From a health and heartiness standpoint, Gila trout are hardier than many of their species brethren. They can withstand much wider variations in water conditions and temperature fluctuations and all other factors being normal, expectations of a sufficient population in a relatively short timeframe are realistic.

The two dozen personnel that participated in the initial stocking were on their respective payrolls but had volunteered to spend their duty hours on the mountain.

Represented among the work shirts of different colors was the U.S. Forest Service, U.S. Fish and Wildlife Service, the Arizona Game & Fish Department, civilian volunteers and supply contributions from the U.S. Department of Reclamation.

"It's the only way you can get things done," Kline said. "Different entities are better at different things and everyone contributes their specialty to help close the deal."

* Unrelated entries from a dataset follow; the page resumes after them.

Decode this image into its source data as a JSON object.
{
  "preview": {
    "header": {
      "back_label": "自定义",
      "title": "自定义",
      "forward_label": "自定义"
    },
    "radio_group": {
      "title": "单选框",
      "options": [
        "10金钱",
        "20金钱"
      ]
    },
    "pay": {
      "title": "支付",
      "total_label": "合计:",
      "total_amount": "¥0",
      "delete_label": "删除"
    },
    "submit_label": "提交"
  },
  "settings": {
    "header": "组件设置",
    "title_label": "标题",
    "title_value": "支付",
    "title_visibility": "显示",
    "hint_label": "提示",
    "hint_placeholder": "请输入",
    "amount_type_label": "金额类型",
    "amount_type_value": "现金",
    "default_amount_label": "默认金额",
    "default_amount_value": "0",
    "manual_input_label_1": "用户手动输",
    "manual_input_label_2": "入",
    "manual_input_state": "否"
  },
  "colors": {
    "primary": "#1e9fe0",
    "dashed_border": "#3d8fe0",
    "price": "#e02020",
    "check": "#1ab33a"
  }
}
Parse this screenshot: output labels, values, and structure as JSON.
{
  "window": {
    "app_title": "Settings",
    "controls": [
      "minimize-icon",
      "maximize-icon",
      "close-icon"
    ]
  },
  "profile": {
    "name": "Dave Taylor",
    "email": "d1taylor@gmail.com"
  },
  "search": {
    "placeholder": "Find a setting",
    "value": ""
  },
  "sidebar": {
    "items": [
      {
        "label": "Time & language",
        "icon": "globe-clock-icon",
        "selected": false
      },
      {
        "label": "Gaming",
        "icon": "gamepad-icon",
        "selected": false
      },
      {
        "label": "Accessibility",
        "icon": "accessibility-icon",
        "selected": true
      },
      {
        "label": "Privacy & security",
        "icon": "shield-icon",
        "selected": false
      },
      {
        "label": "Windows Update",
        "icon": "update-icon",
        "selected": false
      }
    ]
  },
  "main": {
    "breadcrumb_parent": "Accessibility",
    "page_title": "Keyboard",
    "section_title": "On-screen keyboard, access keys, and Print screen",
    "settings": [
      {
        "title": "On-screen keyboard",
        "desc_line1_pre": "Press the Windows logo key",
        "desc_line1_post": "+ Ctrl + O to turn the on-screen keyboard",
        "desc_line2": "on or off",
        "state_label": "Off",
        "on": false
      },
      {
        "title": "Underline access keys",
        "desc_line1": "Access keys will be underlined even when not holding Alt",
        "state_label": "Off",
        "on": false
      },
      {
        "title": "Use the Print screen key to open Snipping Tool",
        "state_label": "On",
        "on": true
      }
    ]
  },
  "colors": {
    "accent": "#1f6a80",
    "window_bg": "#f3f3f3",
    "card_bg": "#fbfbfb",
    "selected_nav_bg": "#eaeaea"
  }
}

Intergovernmental cooperation is essential to be effective.

"In the West, states have responsibility for wildlife while the Forest Service is charged with sustaining the diversity of woodlands," Coronado National Forest Fish and Wildlife Manager Rick Gerhart said. "Habitats that support recovery efforts like these take place on public lands.

"So in the case of Frye Creek, the fish were grown in a federal fish hatchery and transported by FWS to the release site where Arizona Game & Fish coordinated their release into habitat managed by the National Forest. Clearly, no single agency could accomplish this without the cooperation and participation of others and all of us working in partnership."

Because of the close cooperation between bureaucratic entities, out-of-pocket costs have been kept to a minimum.
"I haven't figured out the nickel and dime factor yet, but it shouldn't be prohibitive," Kline said. "Hard costs were limited to fuel and mileage to transport the fish from the hatchery and rental of the helicopter for the barrel drops, but the manpower costs came out of individual department budgets."

Stocked fish this time came from two age classes, a 2009 spawn in the 3-6 inch range and a larger 2008 group that fell into the 8-10 inch size group.

Some 12- and 13-inch fish also managed to find their way into the stocking barrels and fish larger than this are considered relatively rare.

So while Gila trout probably won't reach trophy-fish proportions in these small headwaters, they should ultimately be a prize coveted by anglers interested in catching native trout in native haunts.